Industrial sales decreased by 7.6% in 2014, according to MONSTAT. Similar to the industrial output, the mining industry experienced a growth of 14.4% while the manufacturing, and the electricity and gas supply industries recorded drops of 10.5% and 9.0%, respectively.
Consumer prices in Montenegro turned to an annual average deflation of 0.7% in 2014 from 2.2% inflation a year earlier. In 2014, the highest annual decrease in consumer prices of 3.8% was registered in the communications sector, followed by recreation and culture with 2.6%, and food and non-alcoholic beverages with 1.4%. The highest increase in consumer prices was registered in alcoholic beverages and tobacco, health, and restaurants and hotels, of 3.8%, 2.3% and 0.6%, respectively.
Unemployment in Montenegro narrowed to 17.8% of the total labour force in 2014 from 19.5% a year earlier, according to data of MONSTAT.
The employed population aged 15 years and older was 216,300 people in 2014, up by 7.1%. The youth (population aged 15-24) unemployment rate was down to 35.9%, compared to 41.8% in the previous year.
Loans to the non-government sector totalled 1.84 billion euro as of end-2014, down by 1.1% y/y, according to Central bank of Montenegro (CBCG). Household loans grew by 1.5% to 894 million euro, while loans to non-financial corporations fell by 3.9% to 976 million euro.
The gross external debt increased, totalling 1.56 billion euro at the end of December 2014, which was 46.0% of the projected full-year GDP, according to CBCG. It widened by 9.0%, or 129 million euro compared to December 2013.

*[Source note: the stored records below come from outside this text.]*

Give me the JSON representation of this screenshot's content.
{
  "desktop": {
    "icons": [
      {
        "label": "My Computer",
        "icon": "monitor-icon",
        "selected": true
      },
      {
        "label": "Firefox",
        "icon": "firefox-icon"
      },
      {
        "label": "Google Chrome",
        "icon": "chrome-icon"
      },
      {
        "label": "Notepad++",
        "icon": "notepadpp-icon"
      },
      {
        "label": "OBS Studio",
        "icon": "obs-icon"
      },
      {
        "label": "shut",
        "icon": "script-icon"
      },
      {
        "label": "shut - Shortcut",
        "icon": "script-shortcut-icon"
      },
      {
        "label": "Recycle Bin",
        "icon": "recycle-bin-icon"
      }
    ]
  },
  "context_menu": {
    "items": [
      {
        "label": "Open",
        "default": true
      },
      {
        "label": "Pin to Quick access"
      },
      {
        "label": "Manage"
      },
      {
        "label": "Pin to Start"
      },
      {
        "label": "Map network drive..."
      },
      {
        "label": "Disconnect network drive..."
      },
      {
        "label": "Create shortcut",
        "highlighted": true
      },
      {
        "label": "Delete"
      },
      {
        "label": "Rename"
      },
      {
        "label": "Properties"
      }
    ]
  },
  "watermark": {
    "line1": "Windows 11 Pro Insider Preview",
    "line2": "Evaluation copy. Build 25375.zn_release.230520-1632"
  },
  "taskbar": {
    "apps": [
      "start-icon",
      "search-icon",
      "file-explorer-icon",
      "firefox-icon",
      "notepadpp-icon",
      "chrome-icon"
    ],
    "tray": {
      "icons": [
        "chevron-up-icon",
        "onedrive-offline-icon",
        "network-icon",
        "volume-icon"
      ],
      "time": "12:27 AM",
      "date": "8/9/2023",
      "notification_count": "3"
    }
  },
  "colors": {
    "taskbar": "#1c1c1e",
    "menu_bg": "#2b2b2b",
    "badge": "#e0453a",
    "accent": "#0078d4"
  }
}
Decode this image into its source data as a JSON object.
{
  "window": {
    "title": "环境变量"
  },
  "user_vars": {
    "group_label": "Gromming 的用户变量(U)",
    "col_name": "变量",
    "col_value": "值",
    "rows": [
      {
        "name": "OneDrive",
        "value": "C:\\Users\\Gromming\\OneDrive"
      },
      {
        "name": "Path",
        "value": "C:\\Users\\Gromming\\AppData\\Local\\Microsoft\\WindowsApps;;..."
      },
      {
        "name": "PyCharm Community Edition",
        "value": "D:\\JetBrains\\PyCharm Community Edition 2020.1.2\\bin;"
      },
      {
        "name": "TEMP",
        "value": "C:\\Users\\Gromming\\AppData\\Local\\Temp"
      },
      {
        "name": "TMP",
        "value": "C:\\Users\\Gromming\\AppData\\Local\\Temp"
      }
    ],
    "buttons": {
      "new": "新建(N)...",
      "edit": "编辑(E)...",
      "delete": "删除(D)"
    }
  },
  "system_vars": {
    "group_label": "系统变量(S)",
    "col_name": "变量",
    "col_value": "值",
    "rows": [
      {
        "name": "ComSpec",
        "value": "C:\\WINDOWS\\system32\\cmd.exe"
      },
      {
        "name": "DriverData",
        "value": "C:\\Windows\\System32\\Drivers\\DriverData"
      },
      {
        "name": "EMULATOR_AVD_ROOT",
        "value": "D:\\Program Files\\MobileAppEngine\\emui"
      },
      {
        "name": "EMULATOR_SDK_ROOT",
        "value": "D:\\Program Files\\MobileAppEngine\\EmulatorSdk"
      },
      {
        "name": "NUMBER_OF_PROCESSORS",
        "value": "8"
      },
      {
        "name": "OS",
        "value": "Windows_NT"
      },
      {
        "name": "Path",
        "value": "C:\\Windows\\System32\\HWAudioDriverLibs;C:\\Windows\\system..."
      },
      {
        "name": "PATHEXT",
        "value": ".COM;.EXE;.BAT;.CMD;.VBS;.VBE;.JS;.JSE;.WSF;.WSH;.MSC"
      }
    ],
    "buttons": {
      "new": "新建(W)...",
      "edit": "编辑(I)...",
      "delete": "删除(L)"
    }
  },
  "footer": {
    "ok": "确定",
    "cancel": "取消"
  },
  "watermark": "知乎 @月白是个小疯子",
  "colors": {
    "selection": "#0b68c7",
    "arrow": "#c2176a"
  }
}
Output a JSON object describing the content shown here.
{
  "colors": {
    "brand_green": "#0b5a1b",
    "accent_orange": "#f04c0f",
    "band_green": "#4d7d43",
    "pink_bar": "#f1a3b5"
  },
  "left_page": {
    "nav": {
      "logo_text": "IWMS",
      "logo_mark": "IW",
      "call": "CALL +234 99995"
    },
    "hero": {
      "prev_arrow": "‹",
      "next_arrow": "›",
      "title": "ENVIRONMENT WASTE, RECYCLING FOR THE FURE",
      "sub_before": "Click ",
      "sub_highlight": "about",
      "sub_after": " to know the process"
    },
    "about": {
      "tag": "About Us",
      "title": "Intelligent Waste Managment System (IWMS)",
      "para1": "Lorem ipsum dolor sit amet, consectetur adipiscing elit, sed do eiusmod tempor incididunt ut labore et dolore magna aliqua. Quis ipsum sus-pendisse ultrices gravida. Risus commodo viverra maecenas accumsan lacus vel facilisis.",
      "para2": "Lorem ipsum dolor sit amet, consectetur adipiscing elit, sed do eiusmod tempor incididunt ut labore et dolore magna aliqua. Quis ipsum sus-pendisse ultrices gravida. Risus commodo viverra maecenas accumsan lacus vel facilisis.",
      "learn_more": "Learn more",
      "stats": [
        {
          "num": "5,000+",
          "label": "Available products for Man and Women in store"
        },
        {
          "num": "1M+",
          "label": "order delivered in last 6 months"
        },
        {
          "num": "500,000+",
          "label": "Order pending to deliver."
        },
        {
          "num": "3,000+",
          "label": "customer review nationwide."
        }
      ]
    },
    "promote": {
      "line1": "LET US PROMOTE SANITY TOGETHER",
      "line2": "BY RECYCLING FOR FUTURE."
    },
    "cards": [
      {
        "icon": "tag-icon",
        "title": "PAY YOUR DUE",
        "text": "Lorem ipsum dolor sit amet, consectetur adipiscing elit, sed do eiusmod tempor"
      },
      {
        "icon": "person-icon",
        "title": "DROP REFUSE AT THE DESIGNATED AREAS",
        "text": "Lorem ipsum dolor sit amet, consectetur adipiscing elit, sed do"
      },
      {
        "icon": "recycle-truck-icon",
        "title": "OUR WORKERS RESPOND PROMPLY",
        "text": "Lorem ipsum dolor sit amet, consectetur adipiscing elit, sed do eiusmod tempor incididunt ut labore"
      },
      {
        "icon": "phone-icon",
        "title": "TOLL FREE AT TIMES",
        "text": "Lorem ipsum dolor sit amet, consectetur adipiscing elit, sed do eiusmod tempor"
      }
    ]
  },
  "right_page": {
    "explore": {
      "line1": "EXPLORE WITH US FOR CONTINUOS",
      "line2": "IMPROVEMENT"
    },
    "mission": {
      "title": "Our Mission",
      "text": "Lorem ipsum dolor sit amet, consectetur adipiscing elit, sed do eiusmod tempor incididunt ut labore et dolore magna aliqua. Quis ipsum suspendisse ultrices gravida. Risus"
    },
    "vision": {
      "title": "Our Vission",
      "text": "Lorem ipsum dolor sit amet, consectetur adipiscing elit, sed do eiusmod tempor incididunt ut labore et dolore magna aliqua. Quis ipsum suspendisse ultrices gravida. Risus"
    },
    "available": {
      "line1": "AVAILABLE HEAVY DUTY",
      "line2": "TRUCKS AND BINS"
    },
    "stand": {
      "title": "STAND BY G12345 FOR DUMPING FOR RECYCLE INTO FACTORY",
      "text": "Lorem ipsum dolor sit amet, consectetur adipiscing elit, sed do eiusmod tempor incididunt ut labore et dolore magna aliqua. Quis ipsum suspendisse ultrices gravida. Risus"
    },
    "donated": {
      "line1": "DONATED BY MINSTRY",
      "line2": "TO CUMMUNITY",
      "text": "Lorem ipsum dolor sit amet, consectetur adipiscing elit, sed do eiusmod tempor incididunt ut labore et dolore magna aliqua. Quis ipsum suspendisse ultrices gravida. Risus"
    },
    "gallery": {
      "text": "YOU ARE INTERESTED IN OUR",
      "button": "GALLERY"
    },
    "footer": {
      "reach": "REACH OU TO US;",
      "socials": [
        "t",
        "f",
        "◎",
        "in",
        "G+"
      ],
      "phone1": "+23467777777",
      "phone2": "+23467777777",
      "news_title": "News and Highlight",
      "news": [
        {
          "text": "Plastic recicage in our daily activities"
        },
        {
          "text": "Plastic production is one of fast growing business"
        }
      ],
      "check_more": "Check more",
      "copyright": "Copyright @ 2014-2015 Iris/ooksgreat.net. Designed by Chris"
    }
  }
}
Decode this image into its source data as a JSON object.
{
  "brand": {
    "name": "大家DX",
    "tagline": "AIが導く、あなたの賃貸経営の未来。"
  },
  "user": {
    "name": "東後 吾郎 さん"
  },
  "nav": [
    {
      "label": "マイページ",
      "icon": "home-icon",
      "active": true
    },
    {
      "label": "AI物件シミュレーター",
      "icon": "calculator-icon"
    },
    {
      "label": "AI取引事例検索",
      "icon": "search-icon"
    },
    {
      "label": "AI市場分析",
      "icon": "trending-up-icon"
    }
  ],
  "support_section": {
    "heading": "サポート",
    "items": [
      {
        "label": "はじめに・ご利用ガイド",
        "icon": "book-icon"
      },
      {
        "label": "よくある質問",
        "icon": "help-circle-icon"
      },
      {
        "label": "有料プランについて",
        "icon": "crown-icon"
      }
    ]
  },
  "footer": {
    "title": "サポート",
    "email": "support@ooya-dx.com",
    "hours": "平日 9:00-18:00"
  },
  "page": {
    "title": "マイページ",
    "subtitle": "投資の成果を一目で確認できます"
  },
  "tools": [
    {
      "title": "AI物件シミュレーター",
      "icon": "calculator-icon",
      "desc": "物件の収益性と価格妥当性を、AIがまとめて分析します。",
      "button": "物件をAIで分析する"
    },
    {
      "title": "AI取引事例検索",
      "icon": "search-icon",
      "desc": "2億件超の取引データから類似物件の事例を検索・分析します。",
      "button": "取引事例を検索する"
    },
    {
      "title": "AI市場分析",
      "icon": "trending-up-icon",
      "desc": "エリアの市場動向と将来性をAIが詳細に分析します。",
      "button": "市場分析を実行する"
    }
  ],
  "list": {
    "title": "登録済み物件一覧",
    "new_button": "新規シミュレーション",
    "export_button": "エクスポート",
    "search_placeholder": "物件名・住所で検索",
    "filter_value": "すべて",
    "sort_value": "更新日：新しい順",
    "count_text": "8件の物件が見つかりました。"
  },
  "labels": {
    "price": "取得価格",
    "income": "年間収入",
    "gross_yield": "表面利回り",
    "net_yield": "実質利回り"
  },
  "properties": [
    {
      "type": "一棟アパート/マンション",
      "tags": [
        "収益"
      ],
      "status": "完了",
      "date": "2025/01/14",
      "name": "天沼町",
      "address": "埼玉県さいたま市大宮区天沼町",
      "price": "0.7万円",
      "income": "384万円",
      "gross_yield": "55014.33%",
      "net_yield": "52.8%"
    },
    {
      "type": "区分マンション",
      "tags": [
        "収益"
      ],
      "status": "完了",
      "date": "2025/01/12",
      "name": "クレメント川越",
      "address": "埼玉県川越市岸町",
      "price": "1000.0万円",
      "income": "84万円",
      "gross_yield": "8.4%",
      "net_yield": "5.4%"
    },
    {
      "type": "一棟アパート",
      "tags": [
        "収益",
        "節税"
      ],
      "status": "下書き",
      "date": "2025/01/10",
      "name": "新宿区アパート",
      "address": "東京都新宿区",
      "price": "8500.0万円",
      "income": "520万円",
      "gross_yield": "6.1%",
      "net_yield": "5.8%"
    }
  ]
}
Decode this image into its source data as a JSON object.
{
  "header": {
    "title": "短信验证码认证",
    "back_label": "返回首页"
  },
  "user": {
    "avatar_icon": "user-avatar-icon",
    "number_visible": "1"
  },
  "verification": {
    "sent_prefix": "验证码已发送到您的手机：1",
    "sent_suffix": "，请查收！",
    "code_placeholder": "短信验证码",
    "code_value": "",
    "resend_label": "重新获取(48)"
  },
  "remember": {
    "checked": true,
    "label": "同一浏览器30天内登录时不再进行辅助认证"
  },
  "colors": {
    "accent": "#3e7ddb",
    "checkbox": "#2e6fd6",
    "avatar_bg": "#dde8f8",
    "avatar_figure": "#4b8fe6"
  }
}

The current account turned to a deficit of 238.3 million euro in the fourth quarter of 2014 from a surplus of 165.0 million euro in the third quarter of 2014, according to central bank statistics data.
The trade deficit stood at 1.45 billion euro in 2014, compared to 1.398 billion euro in 2013, according to MONSTAT.
Source: International Monetary Fund (IMF) World Economic Outlook Database – April 2015